And so to the back. This does prove to be a bit unwieldy due to the volume of material hanging down. I made a horizontal slit in the lining that corresponded to the middle of the rear window, making sure it was not as wide as the window. A similar vertical slit was made in the middle – again not as deep as the window. This does allow the fitter to see what's going on – a very useful thing! I then located the holes in the body used to keep the rear window trim in place and using my pointy tool, made a hole in the lining to correspond to each hole, and, used small self-tappers to hold the lining to the window surround. I then trimmed off the bulk of the surplus material around the window, followed by a very careful trim to slightly more than the window aperture. Obviously you neither want too much lining here as it would show when the trim is refitted, nor too little so that the trim doesn't cover the edge. Slow and steady is a good maxim here.

Once I was happy with the tension, I glued the edge of the lining between the screws, then once that had stuck, removed the screws and glued where they had been. I didn't find it necessary to remove the lining around the rear window trim fixing holes as the self-tappers used the holes already made.

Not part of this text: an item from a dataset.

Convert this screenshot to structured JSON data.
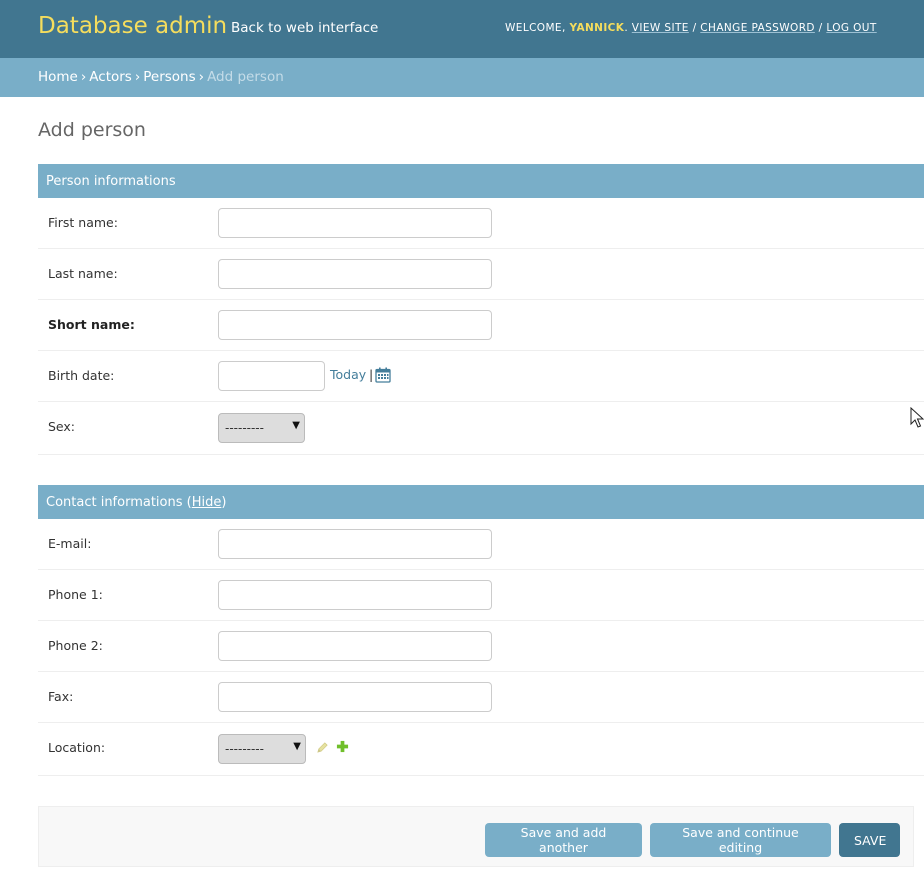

I allowed sufficient material from the bulk of the lining to create a fold such that the overlap with the smaller piece (already glued under the rear window) would be reasonably neat. I trimmed the surplus from the smaller piece and then glued the ends of the bulk lining to overlap the smaller piece.

Finally came the tensioning of the two rear pillars beside the rear window and a bit of head scratching. In the end I used my pre-made parcel shelf cover (3mm ply covered in vinyl) to act as the tensioner. To do this I marked the position of the cover on the steel of the rear shelf at the base of the pillars and then glued the lining slightly inboard of that line. Placing the shelf cover in its correct position, created just the right tension to remove any creases. Not perhaps the professional's approach but it worked for me.

Cant rails

I suspect that my rails weren't standard as they comprised a 3mm ply backing piece with a narrower piece glued along the length in the middle. I chose to cover mine with 6mm foam (bought from Woolies), and then covered that with the lining strips provided. I used an industrial stapler to attach the lining to the back of the cant rails, but contact adhesive would work just as well. Take care with the narrower (front) end to ensure that you cover this piece as it can be a little tricky.

Finished lining

Once the lining had been finished the trim around rear window was replaced, the centre light fitting re-attached, and the clock surround screwed back in place.

Roger England